Scan the entries for the word "this", and copy every line where it appears.

Excerpts from an interface dataset:
+++++
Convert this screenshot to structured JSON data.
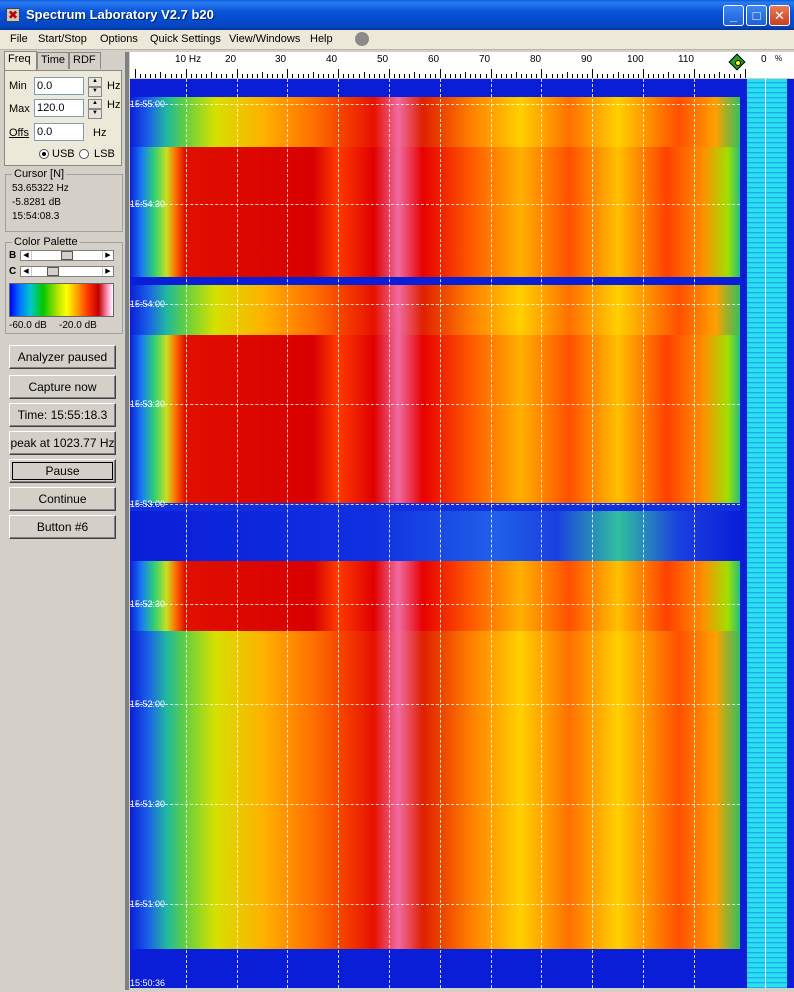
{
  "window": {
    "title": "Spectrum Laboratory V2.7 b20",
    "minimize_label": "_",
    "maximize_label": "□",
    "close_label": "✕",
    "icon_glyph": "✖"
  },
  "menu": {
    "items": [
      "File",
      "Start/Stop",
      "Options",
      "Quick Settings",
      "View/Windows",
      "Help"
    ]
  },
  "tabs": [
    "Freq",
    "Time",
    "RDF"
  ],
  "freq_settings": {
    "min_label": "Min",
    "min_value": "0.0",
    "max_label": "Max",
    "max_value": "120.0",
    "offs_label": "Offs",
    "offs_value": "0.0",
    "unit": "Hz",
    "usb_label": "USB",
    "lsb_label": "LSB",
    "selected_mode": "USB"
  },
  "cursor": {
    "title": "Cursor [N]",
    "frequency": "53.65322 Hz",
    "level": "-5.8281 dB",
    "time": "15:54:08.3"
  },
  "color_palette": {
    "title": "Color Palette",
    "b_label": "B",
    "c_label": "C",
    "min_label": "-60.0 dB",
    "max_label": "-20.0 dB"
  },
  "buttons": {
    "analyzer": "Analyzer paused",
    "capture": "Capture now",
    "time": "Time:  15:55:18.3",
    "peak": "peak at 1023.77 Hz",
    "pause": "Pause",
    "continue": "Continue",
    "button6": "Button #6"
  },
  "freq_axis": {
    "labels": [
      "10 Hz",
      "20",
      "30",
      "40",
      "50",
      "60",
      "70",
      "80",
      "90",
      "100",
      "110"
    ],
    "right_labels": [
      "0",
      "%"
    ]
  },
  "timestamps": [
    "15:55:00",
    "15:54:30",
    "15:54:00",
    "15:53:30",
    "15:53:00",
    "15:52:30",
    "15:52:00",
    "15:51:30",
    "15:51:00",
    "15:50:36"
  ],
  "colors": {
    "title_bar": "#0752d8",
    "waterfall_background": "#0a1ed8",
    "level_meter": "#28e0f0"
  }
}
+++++
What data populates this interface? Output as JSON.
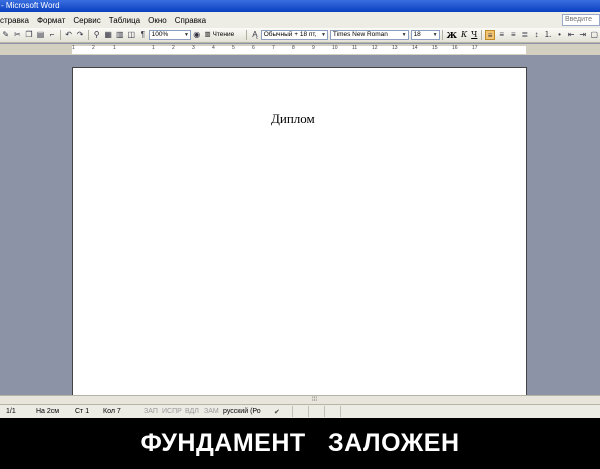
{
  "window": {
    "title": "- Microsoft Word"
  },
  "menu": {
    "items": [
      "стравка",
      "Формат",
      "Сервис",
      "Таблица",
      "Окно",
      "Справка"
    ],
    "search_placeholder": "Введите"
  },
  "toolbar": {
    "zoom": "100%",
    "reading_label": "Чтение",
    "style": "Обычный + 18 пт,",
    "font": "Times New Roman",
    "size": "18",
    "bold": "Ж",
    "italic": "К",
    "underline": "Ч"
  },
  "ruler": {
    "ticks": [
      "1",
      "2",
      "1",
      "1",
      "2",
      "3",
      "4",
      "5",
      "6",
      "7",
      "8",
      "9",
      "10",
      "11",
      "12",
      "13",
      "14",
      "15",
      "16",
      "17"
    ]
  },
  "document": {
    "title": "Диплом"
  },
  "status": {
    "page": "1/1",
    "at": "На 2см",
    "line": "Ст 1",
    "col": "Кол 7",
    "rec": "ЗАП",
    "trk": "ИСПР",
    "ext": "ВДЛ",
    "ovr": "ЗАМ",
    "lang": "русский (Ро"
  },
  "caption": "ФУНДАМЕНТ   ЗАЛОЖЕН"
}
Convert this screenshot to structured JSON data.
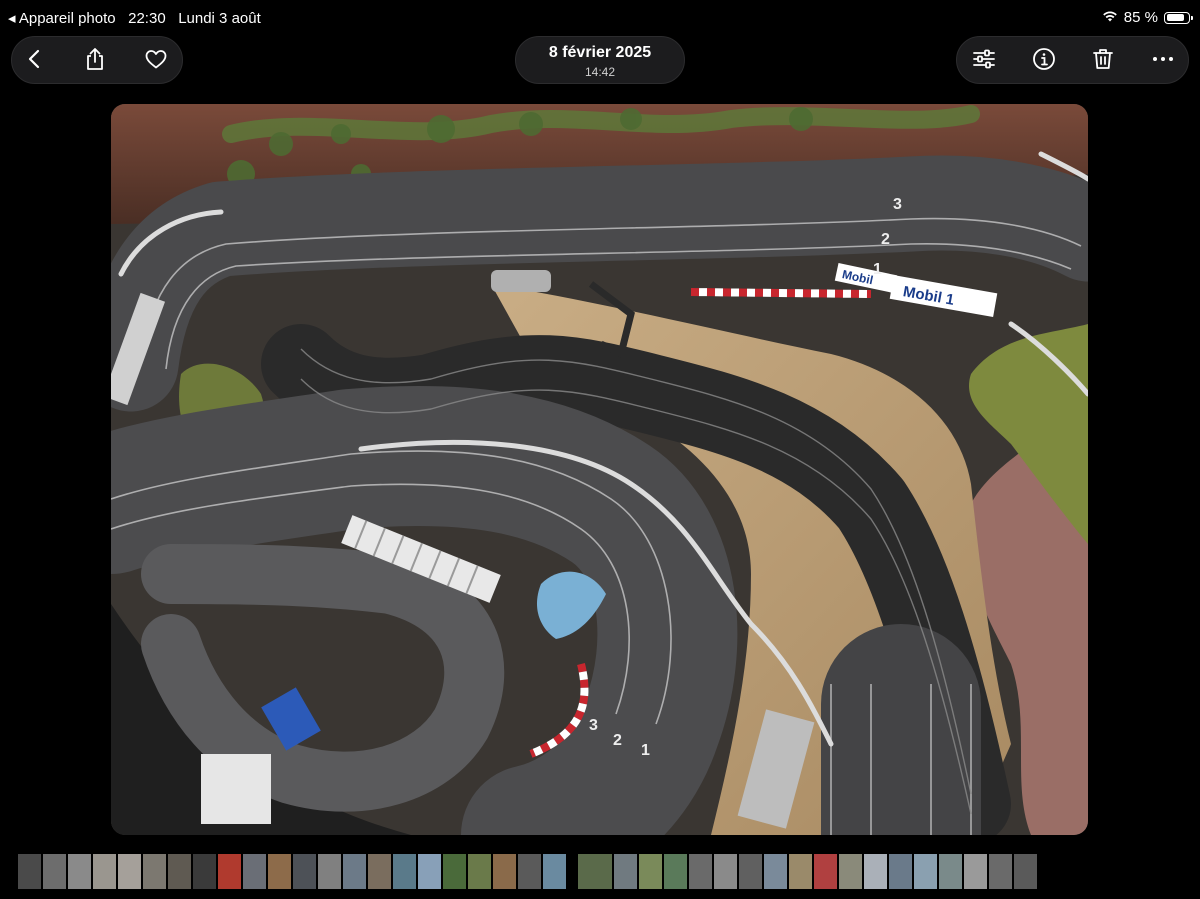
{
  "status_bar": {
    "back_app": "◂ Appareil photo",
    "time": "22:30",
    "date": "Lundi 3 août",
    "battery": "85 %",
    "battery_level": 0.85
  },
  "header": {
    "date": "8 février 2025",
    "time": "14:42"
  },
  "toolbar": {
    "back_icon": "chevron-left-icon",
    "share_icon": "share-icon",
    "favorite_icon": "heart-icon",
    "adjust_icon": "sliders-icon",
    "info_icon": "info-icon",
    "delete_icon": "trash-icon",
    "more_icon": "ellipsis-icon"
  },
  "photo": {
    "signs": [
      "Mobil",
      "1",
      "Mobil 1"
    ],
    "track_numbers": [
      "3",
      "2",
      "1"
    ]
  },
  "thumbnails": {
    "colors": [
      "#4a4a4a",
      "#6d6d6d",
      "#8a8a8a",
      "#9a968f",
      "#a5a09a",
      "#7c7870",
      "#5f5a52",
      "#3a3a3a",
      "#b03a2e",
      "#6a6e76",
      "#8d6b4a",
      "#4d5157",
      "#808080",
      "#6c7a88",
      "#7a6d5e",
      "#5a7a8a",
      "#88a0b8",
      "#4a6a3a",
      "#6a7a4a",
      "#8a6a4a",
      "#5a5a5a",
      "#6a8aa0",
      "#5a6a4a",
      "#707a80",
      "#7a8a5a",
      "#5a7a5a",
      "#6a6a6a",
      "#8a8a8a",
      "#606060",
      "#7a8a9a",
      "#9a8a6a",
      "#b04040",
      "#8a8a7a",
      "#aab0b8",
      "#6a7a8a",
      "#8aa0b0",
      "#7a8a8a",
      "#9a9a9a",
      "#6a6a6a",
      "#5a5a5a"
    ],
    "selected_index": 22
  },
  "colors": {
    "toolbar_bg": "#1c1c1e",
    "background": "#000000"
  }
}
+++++
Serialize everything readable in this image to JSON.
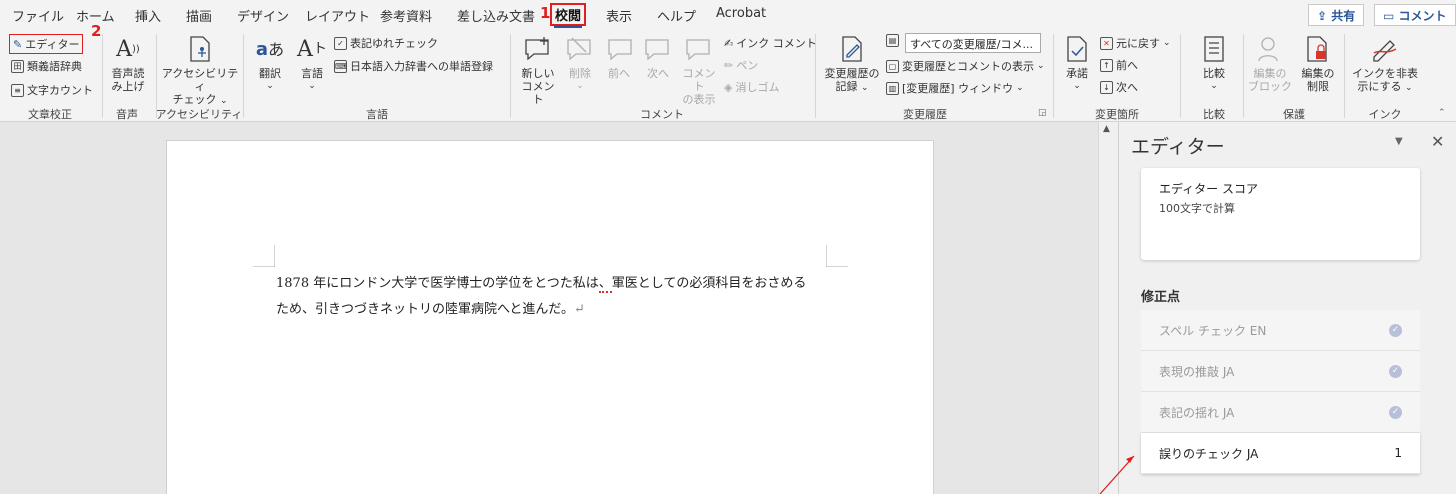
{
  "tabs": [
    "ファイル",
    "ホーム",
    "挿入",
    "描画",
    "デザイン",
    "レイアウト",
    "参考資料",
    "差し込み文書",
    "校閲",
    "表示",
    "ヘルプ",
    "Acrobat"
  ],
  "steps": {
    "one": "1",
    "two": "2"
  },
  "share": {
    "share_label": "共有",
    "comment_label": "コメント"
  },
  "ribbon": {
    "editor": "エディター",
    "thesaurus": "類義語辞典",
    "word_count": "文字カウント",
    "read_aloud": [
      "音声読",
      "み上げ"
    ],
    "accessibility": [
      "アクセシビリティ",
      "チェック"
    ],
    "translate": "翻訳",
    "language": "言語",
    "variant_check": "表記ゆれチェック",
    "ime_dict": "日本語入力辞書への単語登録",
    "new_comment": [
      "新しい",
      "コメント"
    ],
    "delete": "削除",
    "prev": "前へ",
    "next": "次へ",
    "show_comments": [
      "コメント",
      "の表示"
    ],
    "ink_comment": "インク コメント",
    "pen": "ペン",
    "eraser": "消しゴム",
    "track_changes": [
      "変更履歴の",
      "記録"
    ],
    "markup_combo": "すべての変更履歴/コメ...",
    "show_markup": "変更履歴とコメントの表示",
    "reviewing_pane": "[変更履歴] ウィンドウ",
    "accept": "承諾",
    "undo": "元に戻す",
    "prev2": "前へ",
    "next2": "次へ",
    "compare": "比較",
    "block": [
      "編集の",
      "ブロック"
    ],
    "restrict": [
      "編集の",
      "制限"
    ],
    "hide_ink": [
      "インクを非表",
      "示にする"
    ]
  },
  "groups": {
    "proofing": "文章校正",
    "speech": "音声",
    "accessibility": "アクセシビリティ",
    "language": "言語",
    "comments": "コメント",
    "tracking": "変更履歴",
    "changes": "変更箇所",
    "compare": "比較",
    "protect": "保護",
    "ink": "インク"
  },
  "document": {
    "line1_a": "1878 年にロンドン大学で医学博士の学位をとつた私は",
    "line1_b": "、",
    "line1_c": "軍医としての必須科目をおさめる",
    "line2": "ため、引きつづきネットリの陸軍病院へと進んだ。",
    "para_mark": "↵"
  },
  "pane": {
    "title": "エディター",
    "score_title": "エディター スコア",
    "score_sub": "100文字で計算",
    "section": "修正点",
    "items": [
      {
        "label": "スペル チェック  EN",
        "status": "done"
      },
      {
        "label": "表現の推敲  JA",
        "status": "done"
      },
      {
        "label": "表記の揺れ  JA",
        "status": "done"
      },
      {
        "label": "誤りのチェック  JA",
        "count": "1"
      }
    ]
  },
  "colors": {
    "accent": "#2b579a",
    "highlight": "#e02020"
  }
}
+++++
Exercise answer.
Convert this screenshot to structured JSON data.
What data populates this interface? Output as JSON.
Convert this screenshot to structured JSON data.
Serialize everything readable in this image to JSON.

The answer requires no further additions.